After much political drama, the House of Representatives has finally passed the Budget Control Act of 2011, meant to stop the U.S. government from defaulting on its payments to U.S. government bondholders. This bill is bound to have many impacts, but for this particular post I will focus on Title V and its affects on graduate students, especially future social workers.
Title V consists of several parts:
$17 Billion to Save Pell Grants: According to a report released by the Congressional Budget Office (CBO), the Budget Control Act of 2011 will allocate $17 billion towards the Federal Pell Grant Program in the next 3 years. The Pell Grant Program provides financial aid to low-income undergraduate and certain graduate students who likely would not be able to afford college otherwise. Unlike loans, these grants do not need to be repaid.
Elimination of Federal Direct Stafford Loans for Graduate Students: Currently, college students with financial need are allowed to receive $8500 in subsidized loans a year. These are loans where interest is paid for until 6 months after graduation. Starting July 12, 2012, graduate students will only qualify for Federal Direct Unsubsidized Loans, which accrue interest while students are still in school. According to the CBO report, this will save $18.1 billion in the next 10 years.
Elimination of Incentives for On-Time Loan Payments: Subsidized and unsubsidized loans have a 1% origination or activation fee. Currently, students only have to pay 0.5% - half the fee - which is refunded if they make 12 on time monthly loan payments. Under the new bill, this fee will no longer be refunded. According to the CBO, this will save $3.6 billion in the next decade.
As a social worker, I find myself asking many questions. Is saving the Federal Pell Grant Program worth the financial hardship that will inevitably be faced by numerous graduate students as a result of higher loan payments?

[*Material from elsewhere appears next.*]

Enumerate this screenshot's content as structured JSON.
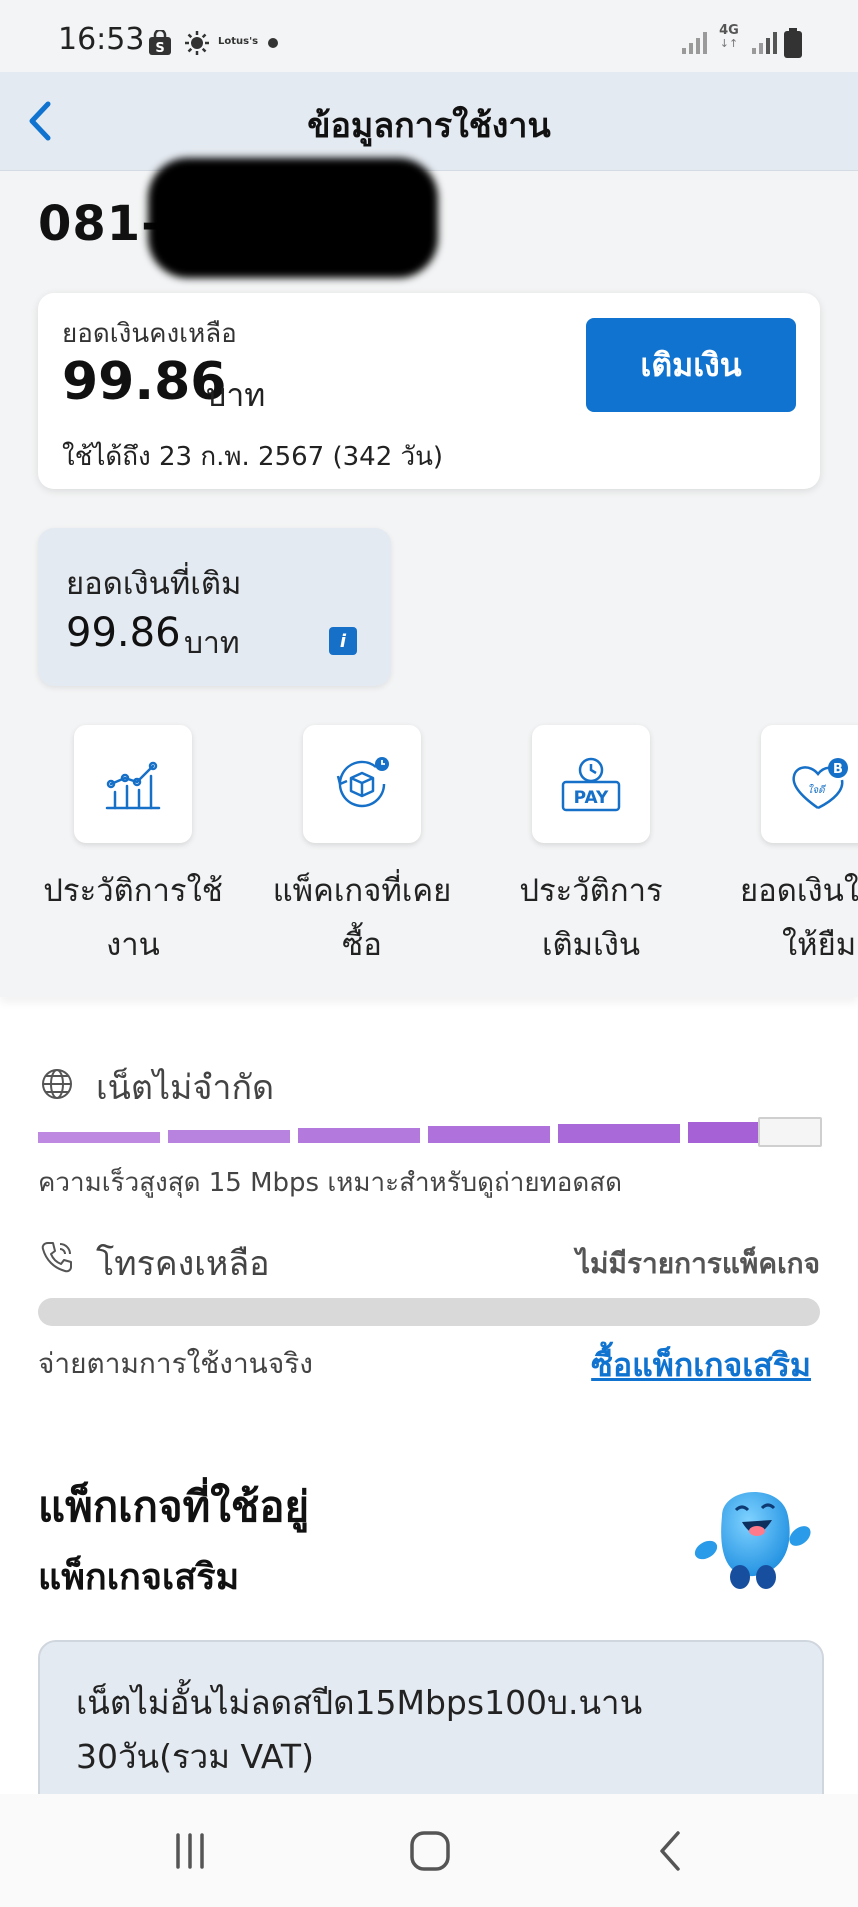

How will this affect the social work profession in the long run? Considering that an MSW's salary is much lower when compared to other professions with the same training/education level, will increased loan payments cause those interested in social work to pursue careers in more lucrative fields?
Seems like there might be some hard times ahead for students. The amount of barriers students face these days make me thankful that I was able to finish school when I did. My thoughts are with those who will be seriously impacted by this new budget bill.